ⓘ One or more forum threads is an exact match of your searched term. Click here
WordReference Random House Learner's Dictionary of American English © 2016
flux /flʌks/USA pronunciation
n. WordReference Random House Unabridged Dictionary of American English © 2016
- a flowing or flow:[countable]a flux of traffic.
- continuous change or movement:[uncountable]Our plans are in a state of flux.
(fluks),USA pronunciation n.
- a flowing or flow.
- the flowing in of the tide.
- continuous change, passage, or movement:His political views are in a state of flux.
- the rate of flow of fluid, particles, or energy.
- a quantity expressing the strength of a field of force in a given area.
- Chemistry, Metallurgy
- a substance used to refine metals by combining with impurities to form a molten mixture that can be readily removed.
- a substance used to remove oxides from and prevent further oxidation of fused metal, as in soldering or hot-dip coating.

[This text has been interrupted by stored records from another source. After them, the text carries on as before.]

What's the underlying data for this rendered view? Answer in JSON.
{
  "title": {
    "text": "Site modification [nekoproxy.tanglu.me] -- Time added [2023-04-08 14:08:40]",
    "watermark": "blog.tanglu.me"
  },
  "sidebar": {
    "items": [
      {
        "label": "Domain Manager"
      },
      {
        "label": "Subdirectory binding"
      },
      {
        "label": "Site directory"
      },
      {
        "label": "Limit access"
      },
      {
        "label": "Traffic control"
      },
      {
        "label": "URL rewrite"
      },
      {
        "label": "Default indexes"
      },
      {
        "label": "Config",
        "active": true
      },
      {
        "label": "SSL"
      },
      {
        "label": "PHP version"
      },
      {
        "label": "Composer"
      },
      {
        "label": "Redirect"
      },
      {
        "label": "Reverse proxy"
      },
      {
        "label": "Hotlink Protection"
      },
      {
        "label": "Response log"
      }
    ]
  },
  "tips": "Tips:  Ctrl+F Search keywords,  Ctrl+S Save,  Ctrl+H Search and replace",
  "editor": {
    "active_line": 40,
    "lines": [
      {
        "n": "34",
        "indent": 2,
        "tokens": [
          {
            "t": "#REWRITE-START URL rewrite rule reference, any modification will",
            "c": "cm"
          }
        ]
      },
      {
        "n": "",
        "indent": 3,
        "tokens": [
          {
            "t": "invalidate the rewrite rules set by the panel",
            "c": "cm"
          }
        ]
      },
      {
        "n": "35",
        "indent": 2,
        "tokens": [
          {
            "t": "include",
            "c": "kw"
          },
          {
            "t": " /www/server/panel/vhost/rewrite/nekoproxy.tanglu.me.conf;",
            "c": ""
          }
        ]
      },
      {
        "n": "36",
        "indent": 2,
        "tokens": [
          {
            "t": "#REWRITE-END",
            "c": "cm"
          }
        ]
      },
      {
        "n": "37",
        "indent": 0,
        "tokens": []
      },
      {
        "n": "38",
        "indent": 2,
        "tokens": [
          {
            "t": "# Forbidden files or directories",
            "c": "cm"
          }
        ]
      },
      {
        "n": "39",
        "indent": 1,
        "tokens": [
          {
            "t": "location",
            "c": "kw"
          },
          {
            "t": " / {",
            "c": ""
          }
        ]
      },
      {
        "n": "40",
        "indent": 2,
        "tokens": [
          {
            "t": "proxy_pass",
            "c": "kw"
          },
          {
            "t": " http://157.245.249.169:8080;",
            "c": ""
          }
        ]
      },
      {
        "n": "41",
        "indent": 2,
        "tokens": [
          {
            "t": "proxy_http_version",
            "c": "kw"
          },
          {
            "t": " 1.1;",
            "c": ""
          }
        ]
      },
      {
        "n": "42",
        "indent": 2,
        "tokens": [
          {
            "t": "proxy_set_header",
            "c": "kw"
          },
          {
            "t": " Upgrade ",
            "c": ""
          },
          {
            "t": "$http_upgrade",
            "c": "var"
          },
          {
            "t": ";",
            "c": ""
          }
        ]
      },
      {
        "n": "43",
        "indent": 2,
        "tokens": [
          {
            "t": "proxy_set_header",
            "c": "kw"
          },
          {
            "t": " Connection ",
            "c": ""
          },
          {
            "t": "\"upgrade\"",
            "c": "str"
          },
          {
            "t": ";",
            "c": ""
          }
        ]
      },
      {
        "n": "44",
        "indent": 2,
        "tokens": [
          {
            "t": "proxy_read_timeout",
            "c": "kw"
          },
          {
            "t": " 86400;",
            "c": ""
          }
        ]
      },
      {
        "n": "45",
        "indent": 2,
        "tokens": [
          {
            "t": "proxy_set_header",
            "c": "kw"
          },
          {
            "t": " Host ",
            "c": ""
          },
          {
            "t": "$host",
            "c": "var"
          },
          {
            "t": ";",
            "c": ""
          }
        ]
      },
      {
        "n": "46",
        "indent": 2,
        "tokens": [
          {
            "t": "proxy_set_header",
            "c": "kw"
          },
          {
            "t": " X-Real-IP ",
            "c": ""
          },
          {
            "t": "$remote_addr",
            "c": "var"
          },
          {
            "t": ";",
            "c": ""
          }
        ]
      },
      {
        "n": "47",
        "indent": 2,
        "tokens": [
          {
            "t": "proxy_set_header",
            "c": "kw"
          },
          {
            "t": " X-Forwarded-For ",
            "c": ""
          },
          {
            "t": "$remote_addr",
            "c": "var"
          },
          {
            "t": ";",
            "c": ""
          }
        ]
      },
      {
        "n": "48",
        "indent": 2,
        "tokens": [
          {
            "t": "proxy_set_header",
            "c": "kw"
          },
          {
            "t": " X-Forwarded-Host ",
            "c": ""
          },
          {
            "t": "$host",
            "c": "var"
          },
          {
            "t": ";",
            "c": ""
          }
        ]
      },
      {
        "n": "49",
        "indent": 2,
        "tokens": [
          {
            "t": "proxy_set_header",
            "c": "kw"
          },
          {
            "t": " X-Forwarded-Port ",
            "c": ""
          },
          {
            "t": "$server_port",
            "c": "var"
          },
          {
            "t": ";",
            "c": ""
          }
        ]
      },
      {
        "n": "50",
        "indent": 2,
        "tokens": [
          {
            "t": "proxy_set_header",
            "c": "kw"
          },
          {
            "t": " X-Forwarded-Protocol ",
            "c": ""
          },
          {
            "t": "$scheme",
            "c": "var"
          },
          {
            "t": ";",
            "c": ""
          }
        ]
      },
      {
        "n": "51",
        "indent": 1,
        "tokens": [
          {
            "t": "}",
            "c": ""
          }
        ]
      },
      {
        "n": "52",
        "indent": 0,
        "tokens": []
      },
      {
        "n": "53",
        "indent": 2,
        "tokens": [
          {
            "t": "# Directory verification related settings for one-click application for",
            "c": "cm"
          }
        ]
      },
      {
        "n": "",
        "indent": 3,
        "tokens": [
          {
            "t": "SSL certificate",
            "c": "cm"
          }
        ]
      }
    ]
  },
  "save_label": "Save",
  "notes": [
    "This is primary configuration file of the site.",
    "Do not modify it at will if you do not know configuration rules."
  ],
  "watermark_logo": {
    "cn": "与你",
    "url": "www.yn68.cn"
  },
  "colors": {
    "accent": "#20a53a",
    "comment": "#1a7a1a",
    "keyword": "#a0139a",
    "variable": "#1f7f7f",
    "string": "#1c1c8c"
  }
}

- (in the refining of scrap or other metal) a salt or mixture of salts that combines with nonmetallic impurities, causing them to float or coagulate.
- to melt;
- to fuse by the use of flux.
- [Obs.]to purge.
- to flow.
- Latin fluxus a flowing, equivalent. to fluc-, variant stem of fluere to flow + -tus suffix of verb, verbal action, with ct x
- Middle English 1350–1400
- 1.See corresponding entry in Unabridged course, current, flood, stream.
Collins Concise English Dictionary © HarperCollins Publishers::
flux /flʌks/ n
- a flow or discharge
- continuous change; instability
- a substance, such as borax or salt, that gives a low melting-point mixture with a metal oxide. It is used for cleaning metal surfaces during soldering, etc, and for protecting the surfaces of liquid metals
- a chemical used to increase the fluidity of refining slags in order to promote the rate of chemical reaction
- the rate of flow of particles, energy, or a fluid, through a specified area, such as that of neutrons (neutron flux) or of light energy (luminous flux)
- the strength of a field in a given area expressed as the product of the area and the component of the field strength at right angles to the area: magnetic flux, electric flux
- an excessive discharge of fluid from the body, such as watery faeces in diarrhoea
Etymology: 14th Century: from Latin fluxus a flow, from fluere to flow
- to make or become fluid
- (transitive) to apply flux to (a metal, soldered joint, etc)
'flux' also found in these entries: